Veritas Speakers Appearing at Stanford
Tuesday, May 12, 2015

Am I More Than My Genes?: A Geneticist Explores Faith and the Search for Identity

Sponsored by:  Chi Alpha

May 12, 2015 at 7:30 pm

About the Presenters
Assistant Professor, Department of Genetics, University of North Carolina at Chapel Hill

Praveen Sethupathy is an Assistant Professor in the Department of Genetics at the University of North Carolina at Chapel Hill, where he directs a research laboratory focused on the genetics/genomics of complex human diseases. Praveen received his B.A. in Computer Science, his Ph.D. in Genomics and Computational Biology, and he continued his training as a post-doctoral fellow with Dr. Francis S. Collins at the National Institutes of Health. Praveen was recently selected by Genome Technology as one of the nation’s top 25 rising young investigators in genomics.

Past Veritas Forums held on Stanford University’s campus

In 2014, Stanford students hosted theologian NT Wright and Stanford philosopher Kenneth Taylor to address "The Well-Lived Life: An Atheist Philosopher and a Christian Theologian Discuss".

In 2013, Veritas Forum speaker MIT Physicist Ian Hutchinson, visited Stanford - exploring questions on faith and science at "Complements or Contradictions". 

In 2012, students at Stanford looked at how we should respond to poverty. Do we have an obligation to the poor when we're choosing things like our vocation, classes, and groceries? And if we do, how should that obligation change the way we make those decisions? Join Nathan GeorgeNishan de Mel, and Debbie Hall in a thoughtful discussion in "Making Money, Spending Money: What Do We Owe to the Poor?"

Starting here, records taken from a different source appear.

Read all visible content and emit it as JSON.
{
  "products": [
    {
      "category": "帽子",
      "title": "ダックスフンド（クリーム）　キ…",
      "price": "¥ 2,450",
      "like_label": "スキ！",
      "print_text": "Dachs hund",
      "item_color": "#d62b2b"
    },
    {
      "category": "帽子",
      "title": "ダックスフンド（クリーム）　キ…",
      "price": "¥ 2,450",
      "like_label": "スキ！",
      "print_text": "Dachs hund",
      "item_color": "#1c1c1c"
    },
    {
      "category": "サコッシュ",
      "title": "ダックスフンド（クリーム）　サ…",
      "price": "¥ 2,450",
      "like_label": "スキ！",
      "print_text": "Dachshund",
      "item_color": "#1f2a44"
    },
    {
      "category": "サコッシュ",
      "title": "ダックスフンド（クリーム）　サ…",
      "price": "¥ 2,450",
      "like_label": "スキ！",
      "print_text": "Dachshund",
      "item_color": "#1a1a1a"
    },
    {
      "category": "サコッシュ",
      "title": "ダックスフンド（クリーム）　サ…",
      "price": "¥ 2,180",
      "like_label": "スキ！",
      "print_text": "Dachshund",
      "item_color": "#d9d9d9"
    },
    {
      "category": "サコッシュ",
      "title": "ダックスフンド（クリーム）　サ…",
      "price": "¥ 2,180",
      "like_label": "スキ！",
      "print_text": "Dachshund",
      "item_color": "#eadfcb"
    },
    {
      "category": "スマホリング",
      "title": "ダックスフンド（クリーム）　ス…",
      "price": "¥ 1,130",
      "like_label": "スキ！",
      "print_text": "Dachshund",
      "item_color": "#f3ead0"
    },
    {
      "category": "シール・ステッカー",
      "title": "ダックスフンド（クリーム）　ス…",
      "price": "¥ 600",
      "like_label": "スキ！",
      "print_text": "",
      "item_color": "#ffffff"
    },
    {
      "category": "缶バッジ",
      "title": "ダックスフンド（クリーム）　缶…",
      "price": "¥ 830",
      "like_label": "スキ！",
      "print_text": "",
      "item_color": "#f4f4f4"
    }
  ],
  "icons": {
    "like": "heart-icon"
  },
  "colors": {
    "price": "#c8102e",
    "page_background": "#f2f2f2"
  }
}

In 2011, Veritas Forum speaker and Oxford mathematician John Lennox visited Stanford in a discussion moderated by Ray F. Cowan, MIT Laboratory for Nuclear Science and Stanford Linear Accelerator Center. Throughout history, countless ideas have thrived only to be later supplanted.  What, if anything, is worth believing in? Come hear Dr. Lennox draw from his experiences with atheism and theism in Eastern Europe in "Axioms and Inferences: A Mathematician Thinks About Faith."